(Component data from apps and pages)
- - - -

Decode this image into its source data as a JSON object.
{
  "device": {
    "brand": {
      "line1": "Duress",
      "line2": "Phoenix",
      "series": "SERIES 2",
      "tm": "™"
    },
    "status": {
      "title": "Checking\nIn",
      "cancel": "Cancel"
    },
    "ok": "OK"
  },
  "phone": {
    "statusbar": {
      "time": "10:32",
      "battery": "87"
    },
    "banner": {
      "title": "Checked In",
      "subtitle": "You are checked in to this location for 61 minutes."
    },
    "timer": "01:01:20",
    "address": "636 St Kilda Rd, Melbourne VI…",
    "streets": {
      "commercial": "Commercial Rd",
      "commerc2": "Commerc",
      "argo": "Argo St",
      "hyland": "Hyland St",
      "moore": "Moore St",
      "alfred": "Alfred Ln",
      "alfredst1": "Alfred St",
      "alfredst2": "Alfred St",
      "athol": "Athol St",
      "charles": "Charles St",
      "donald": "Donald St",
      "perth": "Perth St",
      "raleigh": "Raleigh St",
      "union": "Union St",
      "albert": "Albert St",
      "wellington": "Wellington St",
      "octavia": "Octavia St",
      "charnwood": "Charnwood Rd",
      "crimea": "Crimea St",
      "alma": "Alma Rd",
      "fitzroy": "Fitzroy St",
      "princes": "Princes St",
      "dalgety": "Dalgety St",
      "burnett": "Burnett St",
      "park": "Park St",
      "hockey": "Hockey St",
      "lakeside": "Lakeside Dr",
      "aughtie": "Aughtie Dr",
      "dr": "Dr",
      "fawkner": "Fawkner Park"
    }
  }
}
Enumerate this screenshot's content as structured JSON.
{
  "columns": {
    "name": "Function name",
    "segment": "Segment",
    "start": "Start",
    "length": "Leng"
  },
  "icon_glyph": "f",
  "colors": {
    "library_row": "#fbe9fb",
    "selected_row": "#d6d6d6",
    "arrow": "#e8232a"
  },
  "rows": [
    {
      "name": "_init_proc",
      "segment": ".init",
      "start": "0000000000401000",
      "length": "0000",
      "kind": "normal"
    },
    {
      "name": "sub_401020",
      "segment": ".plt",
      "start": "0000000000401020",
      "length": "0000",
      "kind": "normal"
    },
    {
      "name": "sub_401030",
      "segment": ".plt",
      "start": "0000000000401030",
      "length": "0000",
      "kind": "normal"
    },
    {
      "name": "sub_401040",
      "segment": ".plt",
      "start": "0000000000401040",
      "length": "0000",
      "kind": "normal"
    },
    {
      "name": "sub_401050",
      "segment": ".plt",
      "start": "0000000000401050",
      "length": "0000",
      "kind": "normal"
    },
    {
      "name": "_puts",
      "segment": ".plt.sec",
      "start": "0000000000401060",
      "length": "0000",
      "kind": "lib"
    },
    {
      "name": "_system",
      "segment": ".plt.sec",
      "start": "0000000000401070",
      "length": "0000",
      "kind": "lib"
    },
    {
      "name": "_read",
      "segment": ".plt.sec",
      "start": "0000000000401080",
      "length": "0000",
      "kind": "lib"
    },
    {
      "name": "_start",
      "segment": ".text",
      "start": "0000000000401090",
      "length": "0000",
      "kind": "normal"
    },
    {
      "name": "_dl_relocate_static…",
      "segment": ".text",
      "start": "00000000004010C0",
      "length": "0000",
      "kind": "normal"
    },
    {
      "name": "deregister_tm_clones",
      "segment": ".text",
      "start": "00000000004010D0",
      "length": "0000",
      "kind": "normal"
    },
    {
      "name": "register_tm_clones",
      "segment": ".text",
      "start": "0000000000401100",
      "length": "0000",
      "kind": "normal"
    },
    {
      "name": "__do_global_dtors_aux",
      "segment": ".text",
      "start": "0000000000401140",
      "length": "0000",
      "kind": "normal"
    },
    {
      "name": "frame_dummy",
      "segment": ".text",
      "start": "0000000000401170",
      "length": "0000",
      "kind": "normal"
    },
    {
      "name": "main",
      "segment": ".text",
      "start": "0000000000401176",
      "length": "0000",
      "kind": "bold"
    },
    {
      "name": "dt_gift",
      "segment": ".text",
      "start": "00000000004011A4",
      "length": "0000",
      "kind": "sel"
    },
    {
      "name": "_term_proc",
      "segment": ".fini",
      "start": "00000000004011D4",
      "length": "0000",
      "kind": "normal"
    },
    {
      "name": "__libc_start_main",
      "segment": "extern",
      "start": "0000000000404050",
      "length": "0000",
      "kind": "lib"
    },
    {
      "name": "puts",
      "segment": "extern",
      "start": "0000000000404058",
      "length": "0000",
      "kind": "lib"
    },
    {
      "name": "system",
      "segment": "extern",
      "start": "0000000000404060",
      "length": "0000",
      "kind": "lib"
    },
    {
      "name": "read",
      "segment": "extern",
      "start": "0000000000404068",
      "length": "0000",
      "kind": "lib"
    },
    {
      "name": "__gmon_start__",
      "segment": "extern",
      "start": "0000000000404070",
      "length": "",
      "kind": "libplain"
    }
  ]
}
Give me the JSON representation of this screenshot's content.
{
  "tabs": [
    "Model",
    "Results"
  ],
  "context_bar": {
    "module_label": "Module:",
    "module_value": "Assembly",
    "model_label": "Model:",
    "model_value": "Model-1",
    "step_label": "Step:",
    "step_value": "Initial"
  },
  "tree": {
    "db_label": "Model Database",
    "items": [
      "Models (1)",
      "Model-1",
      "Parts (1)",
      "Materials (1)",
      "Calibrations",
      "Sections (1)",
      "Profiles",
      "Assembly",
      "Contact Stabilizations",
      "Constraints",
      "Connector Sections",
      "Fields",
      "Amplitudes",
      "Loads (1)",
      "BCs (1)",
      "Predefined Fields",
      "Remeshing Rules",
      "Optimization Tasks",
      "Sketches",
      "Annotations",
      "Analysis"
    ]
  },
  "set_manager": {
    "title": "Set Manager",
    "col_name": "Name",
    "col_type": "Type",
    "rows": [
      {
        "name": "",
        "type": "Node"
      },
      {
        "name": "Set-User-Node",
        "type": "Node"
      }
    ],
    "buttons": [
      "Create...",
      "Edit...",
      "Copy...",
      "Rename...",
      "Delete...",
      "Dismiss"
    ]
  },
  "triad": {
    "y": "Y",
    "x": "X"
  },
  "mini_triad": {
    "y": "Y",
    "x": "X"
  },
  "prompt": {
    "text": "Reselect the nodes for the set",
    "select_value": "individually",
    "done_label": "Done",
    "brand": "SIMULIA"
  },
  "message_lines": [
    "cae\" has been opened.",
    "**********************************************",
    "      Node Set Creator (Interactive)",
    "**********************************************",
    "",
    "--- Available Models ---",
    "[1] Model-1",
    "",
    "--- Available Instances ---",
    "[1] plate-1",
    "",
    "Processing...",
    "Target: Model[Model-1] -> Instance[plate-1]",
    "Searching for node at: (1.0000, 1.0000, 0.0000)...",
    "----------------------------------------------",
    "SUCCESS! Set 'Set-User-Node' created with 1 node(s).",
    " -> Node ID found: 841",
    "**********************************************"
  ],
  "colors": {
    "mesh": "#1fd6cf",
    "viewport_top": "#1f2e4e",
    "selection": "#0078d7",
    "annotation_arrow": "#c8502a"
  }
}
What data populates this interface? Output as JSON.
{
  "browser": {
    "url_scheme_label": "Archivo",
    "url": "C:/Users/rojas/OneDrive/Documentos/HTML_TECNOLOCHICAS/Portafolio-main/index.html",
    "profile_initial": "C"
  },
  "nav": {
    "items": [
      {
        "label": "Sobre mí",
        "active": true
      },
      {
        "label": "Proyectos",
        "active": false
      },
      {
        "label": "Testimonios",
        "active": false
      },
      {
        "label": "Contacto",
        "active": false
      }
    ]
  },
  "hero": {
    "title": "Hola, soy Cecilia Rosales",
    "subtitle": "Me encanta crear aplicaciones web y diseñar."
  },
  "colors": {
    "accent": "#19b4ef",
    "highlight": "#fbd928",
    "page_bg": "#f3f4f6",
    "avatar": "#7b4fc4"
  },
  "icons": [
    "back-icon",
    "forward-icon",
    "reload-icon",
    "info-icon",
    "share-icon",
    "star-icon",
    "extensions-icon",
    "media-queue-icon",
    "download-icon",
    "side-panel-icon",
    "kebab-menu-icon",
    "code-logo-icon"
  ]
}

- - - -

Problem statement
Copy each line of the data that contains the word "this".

Answer section
Decode this image into its source data as a JSON object.
      "subtitle": "You are checked in to this location for 61 minutes."
Enumerate this screenshot's content as structured JSON.
Give me the JSON representation of this screenshot's content.
What data populates this interface? Output as JSON.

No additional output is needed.